Earlier this year the American discount department store committed to purchasing 100 per cent of its wild caught salmon from sources certified by the Marine Stewardship Council (MSC) within four years; WWF were co-founders of the MSC in 1997.
Now, by becoming a member of the Global Forest & Trade Network (GFTN), Wal-Mart has committed to using more wood from sustainable, certified sources and phasing out wood from illegal or non-sustainable sources.
“With nearly half of the world’s forests already gone, action is urgently needed,” said Suzanne Apple, WWF-US vice-president for Business & Industry. “Wal-Mart’s commitment to support responsible forestry answers that call to action.”
The United States is the largest consumer of industrial timber, pulp and paper in the world. The US is also among the top destinations for imports of wood from areas where illegal logging and trade are common such as Indonesia, China and Brazil. Thus, the US market is critical to protecting forests worldwide.
Wal-Mart sources wood for furniture from the Amazon, Russia, northern China, Indonesia and the Mekong region of south-east Asia. These areas include some of the most biologically diverse places on earth, places that WWF is working to protect.
Within one year, Wal-Mart will complete an assessment of where its wood is coming from and whether it is legal and well managed. Once the assessment is complete Wal-Mart has committed to eliminating wood from illegal and unknown sources within five years.
“One of our goals at Wal-Mart is to sell products that sustain and protect our resources,” said Matt Kistler, Wal-Mart’s senior vice-president of Sustainability. “By joining the GFTN we can further this goal by providing our customers with a reliable supply of wood products that come from responsibly managed forests.”
The GFTN is a WWF initiative to combat illegal and unsustainable logging.
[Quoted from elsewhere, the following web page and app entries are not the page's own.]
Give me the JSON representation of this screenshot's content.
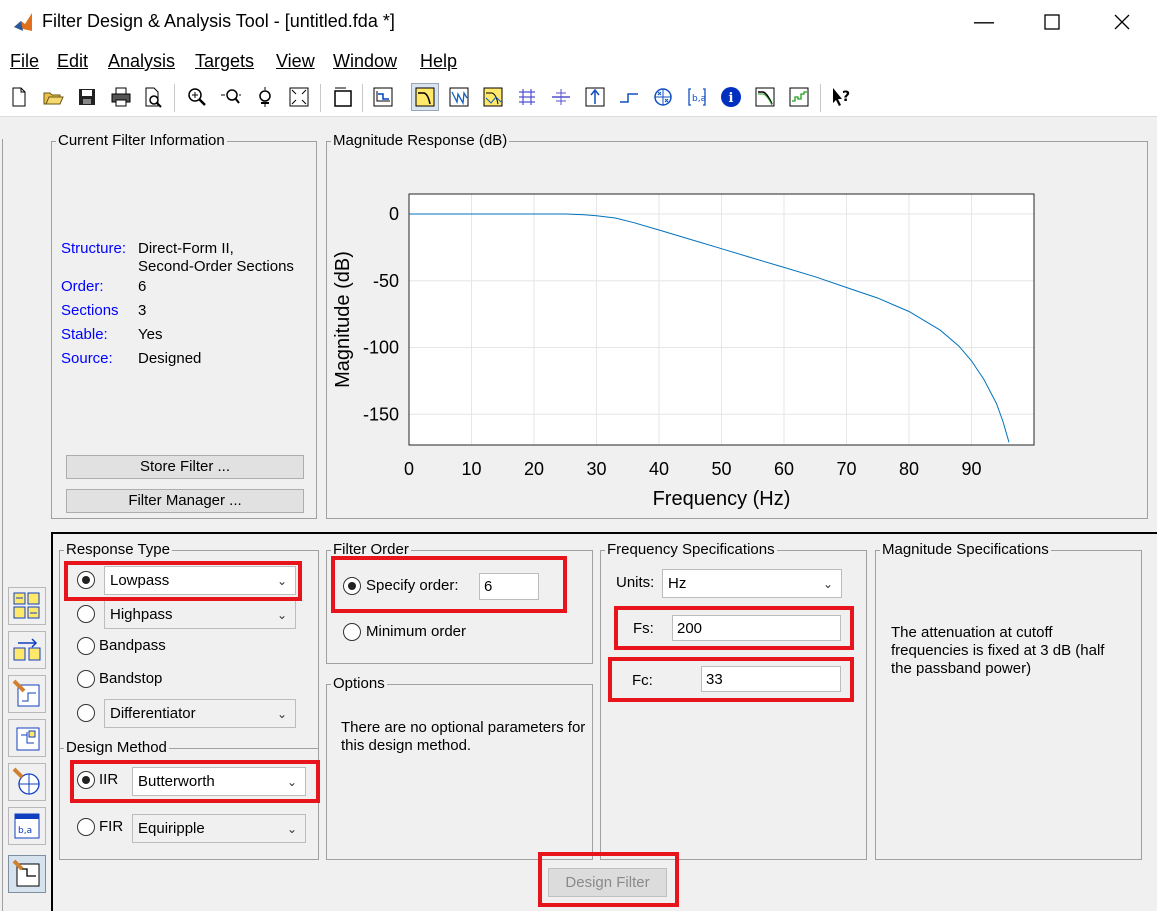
{
  "window": {
    "title": "Filter Design & Analysis Tool -  [untitled.fda *]"
  },
  "menu": [
    "File",
    "Edit",
    "Analysis",
    "Targets",
    "View",
    "Window",
    "Help"
  ],
  "current_filter": {
    "legend": "Current Filter Information",
    "rows": [
      {
        "label": "Structure:",
        "value": "Direct-Form II,"
      },
      {
        "label": "",
        "value": "Second-Order Sections"
      },
      {
        "label": "Order:",
        "value": "6"
      },
      {
        "label": "Sections",
        "value": "3"
      },
      {
        "label": "Stable:",
        "value": "Yes"
      },
      {
        "label": "Source:",
        "value": "Designed"
      }
    ],
    "store_button": "Store Filter ...",
    "manager_button": "Filter Manager ..."
  },
  "magnitude_panel": {
    "legend": "Magnitude Response (dB)"
  },
  "chart_data": {
    "type": "line",
    "xlabel": "Frequency (Hz)",
    "ylabel": "Magnitude (dB)",
    "xlim": [
      0,
      100
    ],
    "ylim": [
      -173,
      15
    ],
    "xticks": [
      "0",
      "10",
      "20",
      "30",
      "40",
      "50",
      "60",
      "70",
      "80",
      "90"
    ],
    "yticks": [
      "0",
      "-50",
      "-100",
      "-150"
    ],
    "grid": true,
    "line_color": "#0072bd",
    "series": [
      {
        "x": [
          0,
          10,
          20,
          25,
          28,
          30,
          33,
          36,
          40,
          45,
          50,
          55,
          60,
          65,
          70,
          75,
          80,
          85,
          88,
          90,
          92,
          94,
          95,
          96
        ],
        "y": [
          0,
          0,
          0,
          0,
          -0.6,
          -1.3,
          -3,
          -6.5,
          -12,
          -19,
          -26,
          -33,
          -40,
          -47,
          -55,
          -63,
          -73,
          -87,
          -99,
          -110,
          -124,
          -142,
          -155,
          -171
        ]
      }
    ]
  },
  "response_type": {
    "legend": "Response Type",
    "options": [
      {
        "label": "Lowpass",
        "selected": true,
        "combo": true
      },
      {
        "label": "Highpass",
        "selected": false,
        "combo": true
      },
      {
        "label": "Bandpass",
        "selected": false,
        "combo": false
      },
      {
        "label": "Bandstop",
        "selected": false,
        "combo": false
      },
      {
        "label": "Differentiator",
        "selected": false,
        "combo": true
      }
    ]
  },
  "design_method": {
    "legend": "Design Method",
    "iir_label": "IIR",
    "iir_value": "Butterworth",
    "fir_label": "FIR",
    "fir_value": "Equiripple"
  },
  "filter_order": {
    "legend": "Filter Order",
    "specify_label": "Specify order:",
    "specify_value": "6",
    "minimum_label": "Minimum order"
  },
  "options": {
    "legend": "Options",
    "text": "There are no optional parameters for this design method."
  },
  "frequency_specs": {
    "legend": "Frequency Specifications",
    "units_label": "Units:",
    "units_value": "Hz",
    "fs_label": "Fs:",
    "fs_value": "200",
    "fc_label": "Fc:",
    "fc_value": "33"
  },
  "magnitude_specs": {
    "legend": "Magnitude Specifications",
    "text": "The attenuation at cutoff frequencies is fixed at 3 dB (half the passband power)"
  },
  "design_button": "Design Filter",
  "colors": {
    "highlight": "#e8141c",
    "label_blue": "#0000ff",
    "plot_line": "#0072bd",
    "panel_bg": "#f0f0f0"
  }
}
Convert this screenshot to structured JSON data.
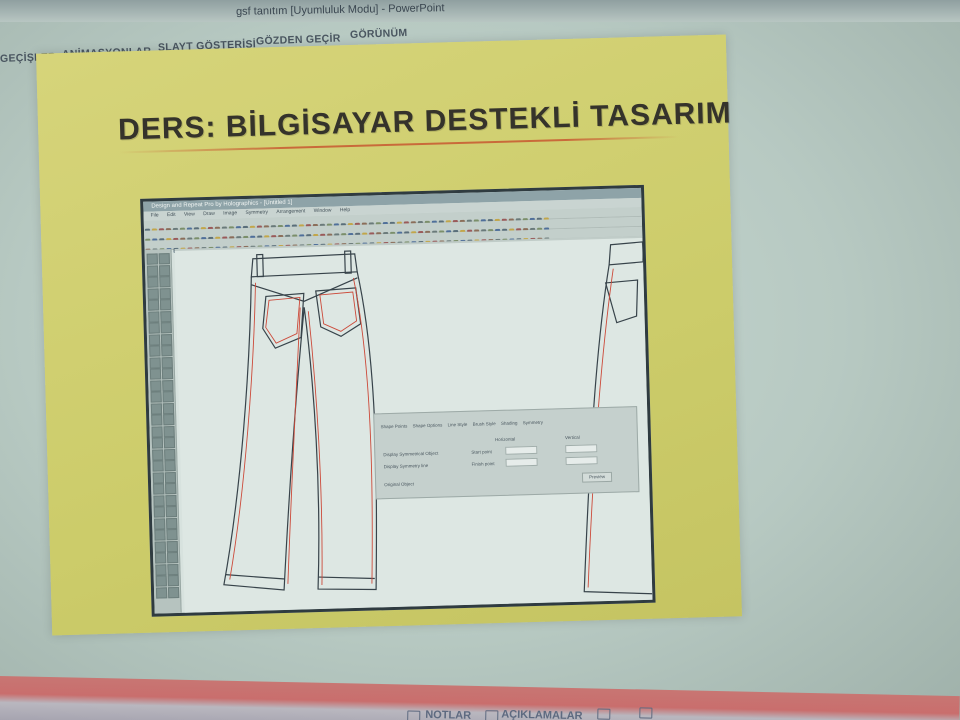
{
  "window": {
    "title": "gsf tanıtım [Uyumluluk Modu] - PowerPoint"
  },
  "ribbon": {
    "tabs": [
      "GEÇİŞLER",
      "ANİMASYONLAR",
      "SLAYT GÖSTERİSİ",
      "GÖZDEN GEÇİR",
      "GÖRÜNÜM"
    ]
  },
  "slide": {
    "title": "DERS: BİLGİSAYAR DESTEKLİ TASARIM",
    "background_color": "#d4d272",
    "screenshot": {
      "app_title": "Design and Repeat Pro by Holographics - [Untitled 1]",
      "menu": [
        "File",
        "Edit",
        "View",
        "Draw",
        "Image",
        "Symmetry",
        "Arrangement",
        "Window",
        "Help"
      ],
      "dialog": {
        "tabs": [
          "Shape Points",
          "Shape Options",
          "Line Style",
          "Brush Style",
          "Shading",
          "Symmetry"
        ],
        "labels": [
          "Display Symmetrical Object",
          "Display Symmetry line",
          "Original Object",
          "Horizontal",
          "Vertical",
          "Start point",
          "Finish point",
          "Preview"
        ]
      }
    }
  },
  "statusbar": {
    "notes_label": "NOTLAR",
    "comments_label": "AÇIKLAMALAR",
    "accent": "#c96e6d"
  }
}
The network promotes responsible management of valuable and threatened forests in the Amazon, Amur-Heilong (Russia), Borneo, Sumatra, Congo, Mekong (Southeast Asia) and other areas where forests are threatened.